|Foster's 2004||Foster's 2001||
From the April 5, 1998
By LAURA POPE
Sunday News Arts Correspondent
Jane Kaufmann has been called the most famous underground artist
in New Hampshire, as well as a comedienne, storyteller and astute
political and social commentator.
Unlike most jesters, Kaufmann uses clay, and a two-stage firing process using pine needles, called raku, to make her statement on a variety of issues.
The source of inspiration for her varied works, from incised orbs and story towers, hilarious figurative pieces of the famous such as "Clark Gable in Selected Shorts" to portraits, finger puppets or wall pieces, comes from many directions. The Durham artist explains she makes "Whatever comes into my mind" and is influenced by newspapers tabloids, art magazines, books and her friends.

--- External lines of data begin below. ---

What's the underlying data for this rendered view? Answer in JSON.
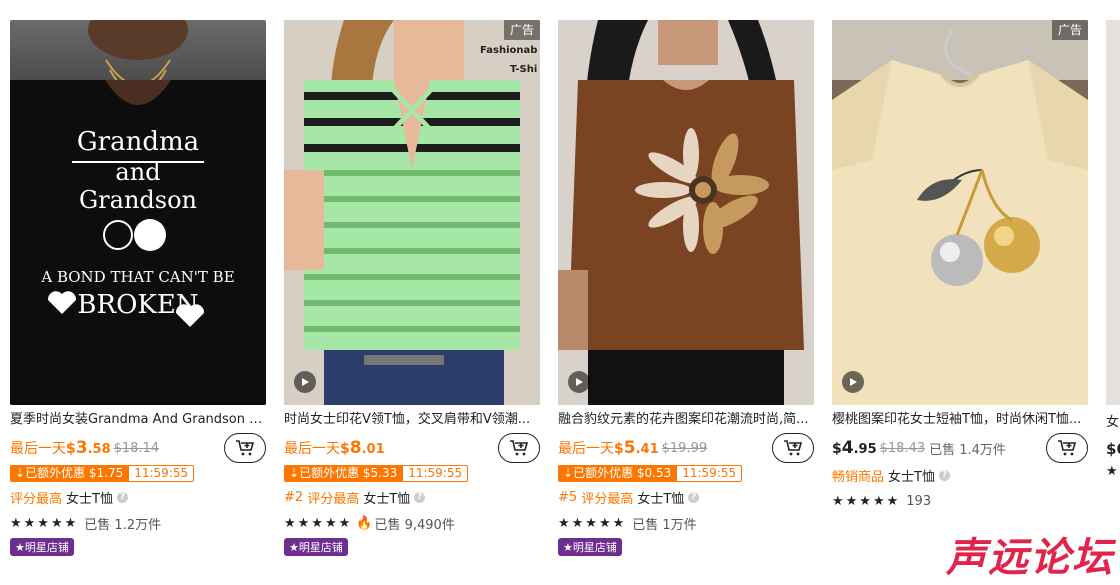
{
  "products": [
    {
      "title": "夏季时尚女装Grandma And Grandson A...",
      "price_prefix": "最后一天",
      "price_cur": "$",
      "price_int": "3",
      "price_dec": ".58",
      "orig_price": "$18.14",
      "promo_text": "已额外优惠 $1.75",
      "timer": "11:59:55",
      "rank": "",
      "tag": "评分最高",
      "category": "女士T恤",
      "sold": "已售 1.2万件",
      "badge": "明星店铺",
      "image_text": {
        "line1": "Grandma",
        "line2": "and",
        "line3": "Grandson",
        "line4": "A BOND THAT CAN'T BE",
        "line5": "BROKEN"
      }
    },
    {
      "title": "时尚女士印花V领T恤，交叉肩带和V领潮...",
      "ad": "广告",
      "image_text": {
        "overlay": "Fashionab",
        "overlay2": "T-Shi"
      },
      "price_prefix": "最后一天",
      "price_cur": "$",
      "price_int": "8",
      "price_dec": ".01",
      "promo_text": "已额外优惠 $5.33",
      "timer": "11:59:55",
      "rank": "#2",
      "tag": "评分最高",
      "category": "女士T恤",
      "sold": "已售 9,490件",
      "badge": "明星店铺"
    },
    {
      "title": "融合豹纹元素的花卉图案印花潮流时尚,简...",
      "price_prefix": "最后一天",
      "price_cur": "$",
      "price_int": "5",
      "price_dec": ".41",
      "orig_price": "$19.99",
      "promo_text": "已额外优惠 $0.53",
      "timer": "11:59:55",
      "rank": "#5",
      "tag": "评分最高",
      "category": "女士T恤",
      "sold": "已售 1万件",
      "badge": "明星店铺"
    },
    {
      "title": "樱桃图案印花女士短袖T恤，时尚休闲T恤...",
      "ad": "广告",
      "price_cur": "$",
      "price_int": "4",
      "price_dec": ".95",
      "orig_price": "$18.43",
      "sold_inline": "已售 1.4万件",
      "tag": "畅销商品",
      "category": "女士T恤",
      "rating_count": "193"
    }
  ],
  "partial_card": {
    "title": "女",
    "price": "$6"
  },
  "watermark": "声远论坛",
  "colors": {
    "accent": "#fb7701",
    "badge_purple": "#6d2e8f",
    "watermark_red": "#e2234a"
  }
}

Current events-a visit from the Pope, a running commentary on Hillary Clinton's changing hairstyles or the promise by George Bush to "read my lips, no new taxes"-as much as personal life experience color the ceramic forms she crafts in her attic studio.
And just in case someone looking at one of her pieces misses the point she's trying to make, she often writes what the pieces are about directly on them.

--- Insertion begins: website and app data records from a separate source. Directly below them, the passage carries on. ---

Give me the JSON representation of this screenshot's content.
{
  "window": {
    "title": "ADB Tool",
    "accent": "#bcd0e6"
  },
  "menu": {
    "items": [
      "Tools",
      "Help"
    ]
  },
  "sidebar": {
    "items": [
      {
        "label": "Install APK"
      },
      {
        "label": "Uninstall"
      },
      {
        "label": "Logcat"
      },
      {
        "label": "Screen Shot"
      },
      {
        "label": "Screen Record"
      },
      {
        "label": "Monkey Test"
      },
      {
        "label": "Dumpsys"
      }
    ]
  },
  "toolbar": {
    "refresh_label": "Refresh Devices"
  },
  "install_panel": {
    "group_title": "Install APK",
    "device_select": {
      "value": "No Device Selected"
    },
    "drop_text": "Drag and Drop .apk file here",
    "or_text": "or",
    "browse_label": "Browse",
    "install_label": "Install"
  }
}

This week, the Emporium Gallery in Dover hosts a Kaufmann show called "Old Directions, New Directions" through June 13. The collection of 100 pieces ought to satisfy those who have followed the artist's work through the years as well as those who wish to compare perspectives in early and current works.
For all her following and fame, however, a one-woman Kaufmann show is an uncommon event. Honored many times for her signature style, the English major who moved with her physics professor husband to Durham from New Mexico back in the 1960s carefully selects each exhibit and gallery to show her work. Many of the exhibits she participates in are linked to groups she works with such as the League of New Hampshire Craftsmen, the New Hampshire Art Association and the New Hampshire Potters Guild.

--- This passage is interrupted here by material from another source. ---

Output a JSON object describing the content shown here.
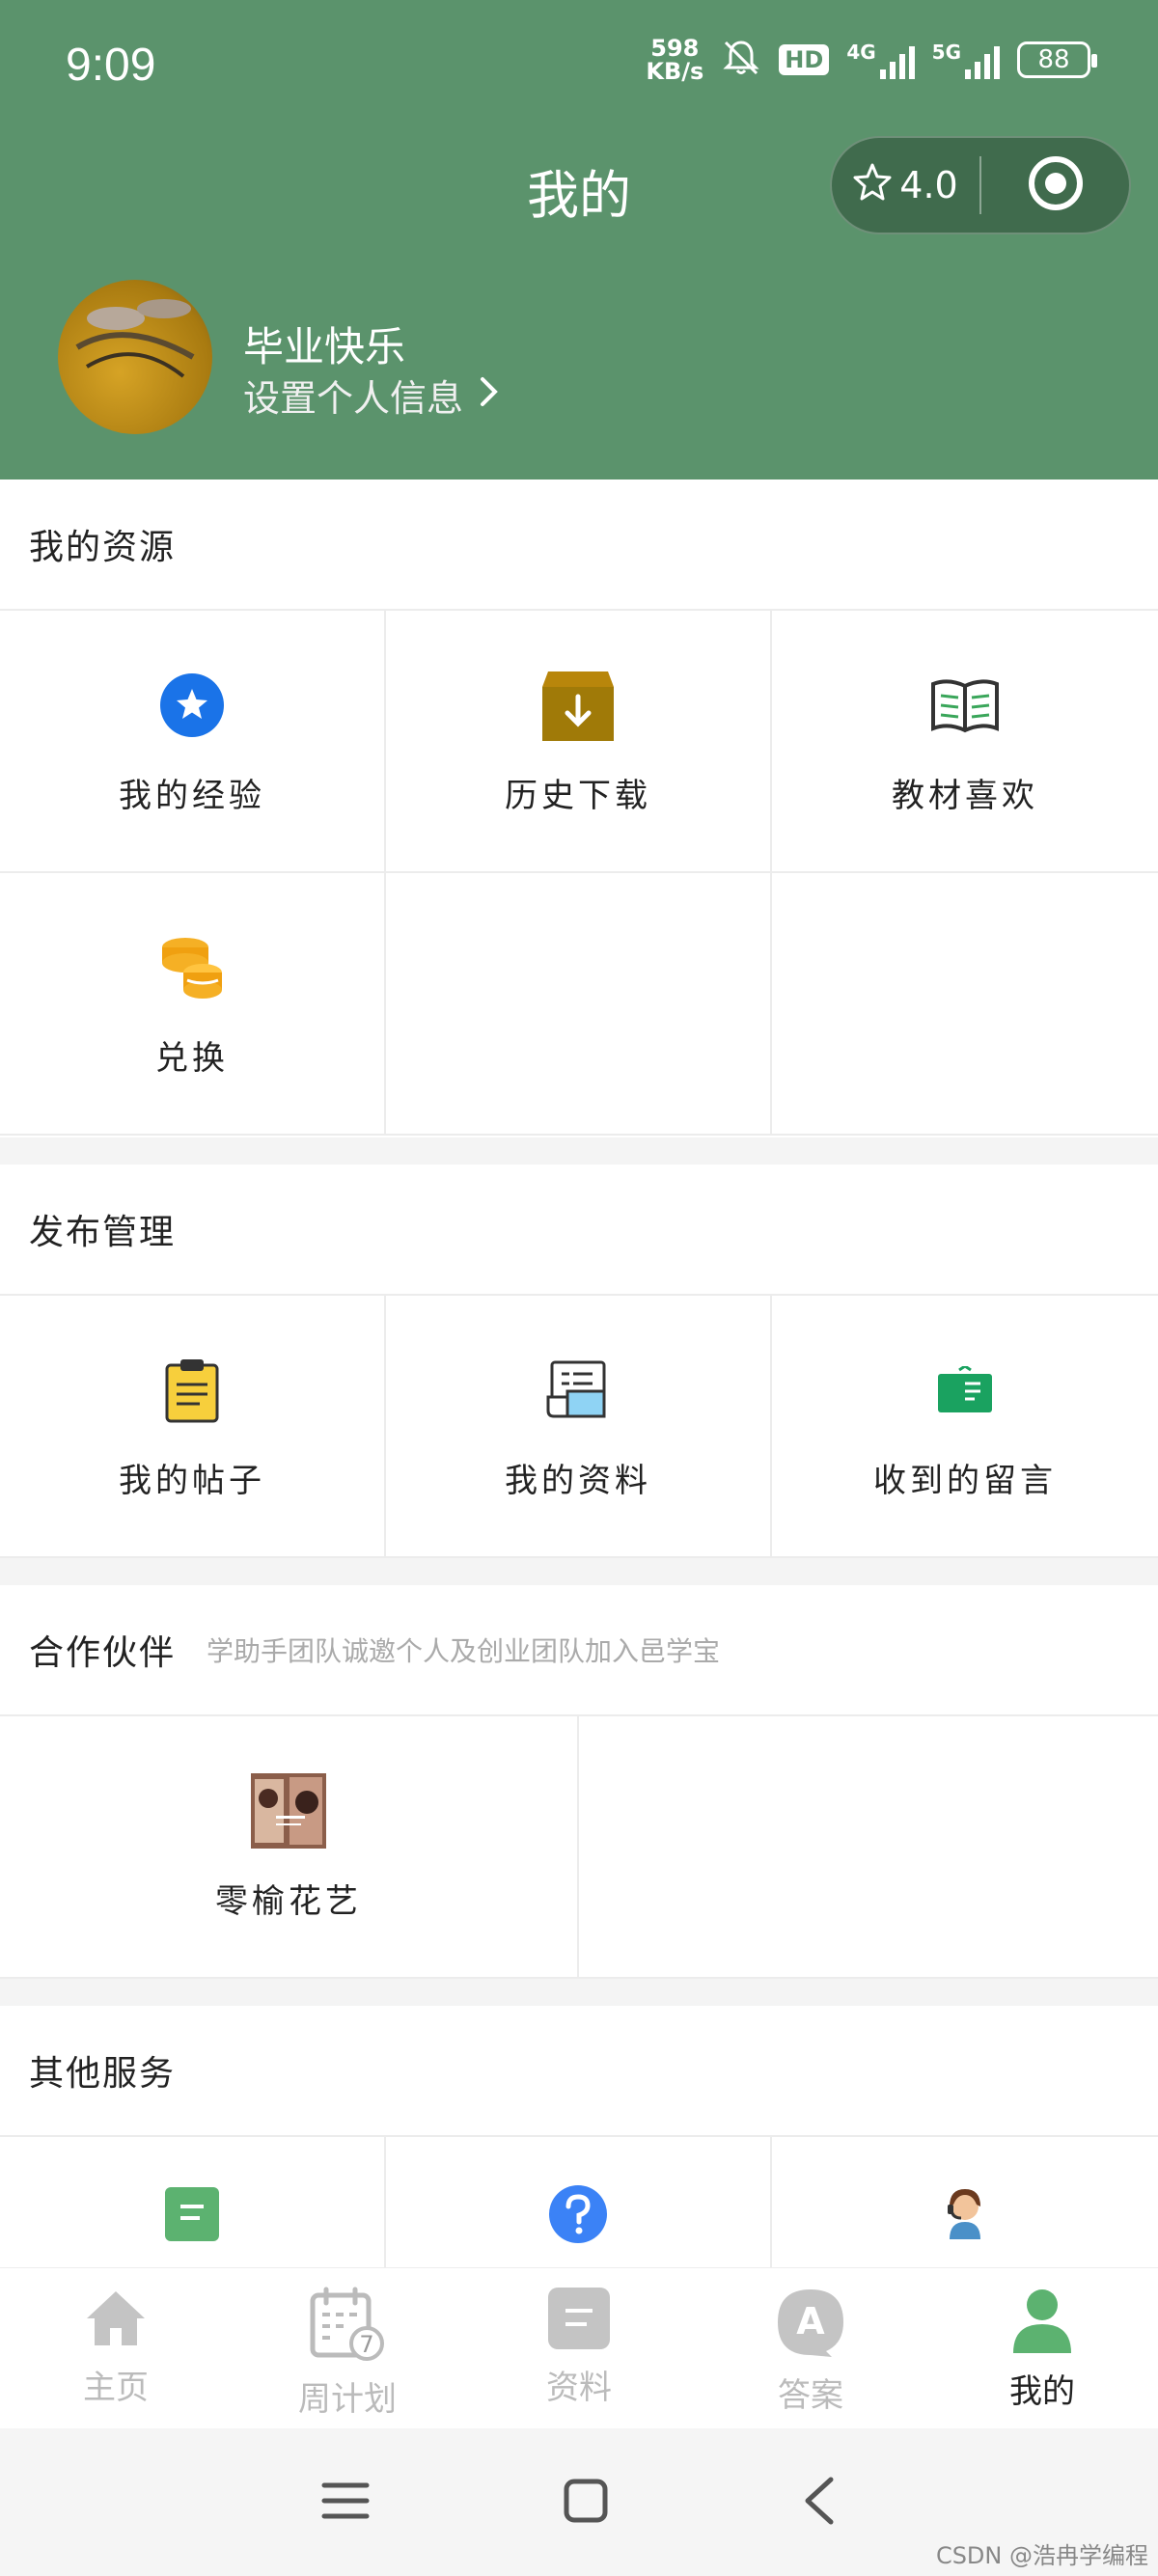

Gallery director Suzanne Pretty terms the Kaufmann show a significant exhibit of the artist's cross-section of styles, from the political, typically revealed in a portrait of a "State Senator Talking From Both Sides of His Mouth at the Same Time" to self portraits such as "Jane As a Mean Little Child" or "Ten Years Later, Same Legs" a recent piece which refers back to her 1980s portrait "Chair's Legs, Jane's Legs Too." Other categories in the display include Kaufmann's big figure series which stand 18-inches tall; a collection of little finger puppet characters; her Grandma series dating back to 1981; a group of 27 incised wall pieces, many adorned with arrows, roads and narrative; pie-in-the-sky wedges of pie with little scenes on them; a new series of postcards; and a small garden selection including the wall scene "The Year the Cosmos Grew So Tall."
Kaufmann holds a degree in English and explored art when she settled in New Hampshire with classes in sculpture, ceramics and printmaking at the university. Right away, her propensity for humor surfaced in clay. In one of her early assignments, she could not confine herself to making a functional and beautiful ceramic teapot, but fashioned the entire container into one of her characters. Also prevalent was her tendency to add narrative right on her pieces, a flourish whose effect is observed in the bursts of laughter and commentary of those viewing her pieces. Kaufmann has always attached more than reasonable price tags to her works, ranging from $20 for a finger puppet to $1,000 for her story towers.
"It's going to be an exciting show," predicts Pretty, whose multi-room gallery has grown into a popular and powerful viewing stage for a number of area artists, including Kaufmann. "I think she's extremely well-known and admired, even in conservative circles. She tackles lots of things, she's so potent because no one is spared in her work, not even herself."
Viewing hours at the Emporium Gallery are 10 a.m. to 6 p.m. Monday through Saturday and Sunday by appointment. For more information call 742-6834.